Leitrim GAA County Board Chairman Terence Boyle presents the Barna Recycling U13 League Division 2 Cup to St Brigid's captain Micheal Moran last Friday evening in Cloone Picture: Willie Donnellan
Game of Thrones seemed like the only topic of conversation in our office on Monday and Tuesday; well it was the conversation that got most of us excited and “The Long Night” lived up to its billing with a visceral and absorbing 90 minutes that had the viewer on the edge of your seat.
If you are not a fan of Game of Thrones, the hype probably leaves you all a bit cold, wondering perhaps as if you’ve missed out on some great inside joke. In much the same way, Avengers Endgame has invaded the consciousness of what seems like the entire planet with campaigns to avoid spoilers for those of us who haven’t seen it yet taking on the urgency of some global humanitarian campaign.
But there was another programme on Monday evening that caught my eye just as vividly as the fortunes of Jon Snow, Daenerys Targaryen and the Night King and it was epic; just not in the way the HBO produced masterpiece is.
Dara Ó Cinnéide’s excellent 'GAA Eile' hit our screens on Monday and on viewing the first episode, I’d recommend everyone with a passing interest in gaelic games to watch it on the RTE Player if they missed it the first time and set their timers to record the remaining episodes in the series.
The former All-Ireland winning Kerry footballer has form in looking at the GAA in a different way and GAA Eile is no different.
Monday’s episode started off with the Dubs; their advantages, their funding and sponsorship revenues and their potential to dominate the GAA landscape in the years ahead. Leitrim’s adventure in New York last year featured too - we got a shot of James Rooney’s bloodied teeth in the aftermath of the dramatic extra time victory and a sense of what the GAA means to Irish people in New York.
But, on the face of it, the urban-rural divide is the last thing you associate with Leitrim but even within our own borders, there is a growing chasm in the county and it comes down to population, much like the Dubs.
Its a long time ago that a GAA figure in this county shared his worries for the future of clubs in the county. He confided that 80% of the children entering primary school in Leitrim were confined to just 20% of the clubs in the county. It is a staggering statistic that echoes much of what the country must feel like when they look at the Dubs.
The raw figures are alarming! If 200 children start primary school in the county next September, and I’m plucking the number from the air, 160 are going to just five or six clubs in the county, the remaining 17 or 18 clubs must scramble to make the best of the remaining 40.

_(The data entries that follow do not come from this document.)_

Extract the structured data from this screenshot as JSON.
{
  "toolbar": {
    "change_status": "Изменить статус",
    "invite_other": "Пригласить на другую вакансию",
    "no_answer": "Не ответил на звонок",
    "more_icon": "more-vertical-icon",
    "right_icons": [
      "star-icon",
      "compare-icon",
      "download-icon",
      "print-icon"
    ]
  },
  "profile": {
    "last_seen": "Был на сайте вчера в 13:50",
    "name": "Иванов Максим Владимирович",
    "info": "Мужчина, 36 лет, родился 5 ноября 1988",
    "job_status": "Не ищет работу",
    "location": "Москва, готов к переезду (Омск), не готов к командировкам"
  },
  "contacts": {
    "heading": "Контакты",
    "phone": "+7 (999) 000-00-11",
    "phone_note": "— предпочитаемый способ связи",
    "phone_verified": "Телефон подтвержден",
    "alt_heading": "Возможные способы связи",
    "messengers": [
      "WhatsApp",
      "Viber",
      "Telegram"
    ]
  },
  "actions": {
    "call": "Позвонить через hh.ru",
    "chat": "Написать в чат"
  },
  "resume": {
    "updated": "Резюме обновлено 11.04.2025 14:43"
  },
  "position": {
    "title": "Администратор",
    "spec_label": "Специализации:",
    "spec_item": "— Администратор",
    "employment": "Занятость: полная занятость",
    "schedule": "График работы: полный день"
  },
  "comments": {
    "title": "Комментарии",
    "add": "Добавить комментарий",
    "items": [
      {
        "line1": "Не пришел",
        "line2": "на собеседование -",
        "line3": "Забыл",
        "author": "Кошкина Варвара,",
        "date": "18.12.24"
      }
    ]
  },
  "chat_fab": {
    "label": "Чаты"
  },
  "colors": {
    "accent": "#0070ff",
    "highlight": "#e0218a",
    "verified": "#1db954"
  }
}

Small rural clubs have always struggled but when you see Ballinamore Sean O’Heslin’s, a town team and the most successful club in Leitrim GAA history with 20 senior titles, forced to amalgamate at underage level with Kiltubrid, you can see the problem facing Leitrim.
It will probably take 10, 15 or 20 years to be seen on the playing fields but the signs are there that in the years to come, St. Mary’s Kiltoghert, Leitrim Gaels, Annaduff, Melvin Gaels, Glencar/ Manorhamilton and St Patrick’s Dromahair will dominate club football as they have the numbers.
St Mary’s were, for many years, like the Dubs - they had the huge population and didn’t use it. But like the Dubs, the club have put an incredible effort into rejuvenating their underage ranks over the last ten years, and it has taken at least ten years, and they are beginning to see the first fruits of their work.
Ironically, Mary’s immense work at underage level, was kickstarted by the burgeoning success of Leitrim Gaels so while the GAA might be changing, you still can’t beat the auld local rivalry for motivation!
Glencar/Manorhamilton have been operating a similar underage academy and the signs are there that Annaduff and Melvin Gaels are starting to gear up to maximise the huge playing numbers at their disposal and once they do, there is no doubt they will be the teams to watch in the years to come.
But like the Dublin conundrum for the GAA, there is no easy solution for Leitrim GAA but it is a challenge they should be preparing for right now.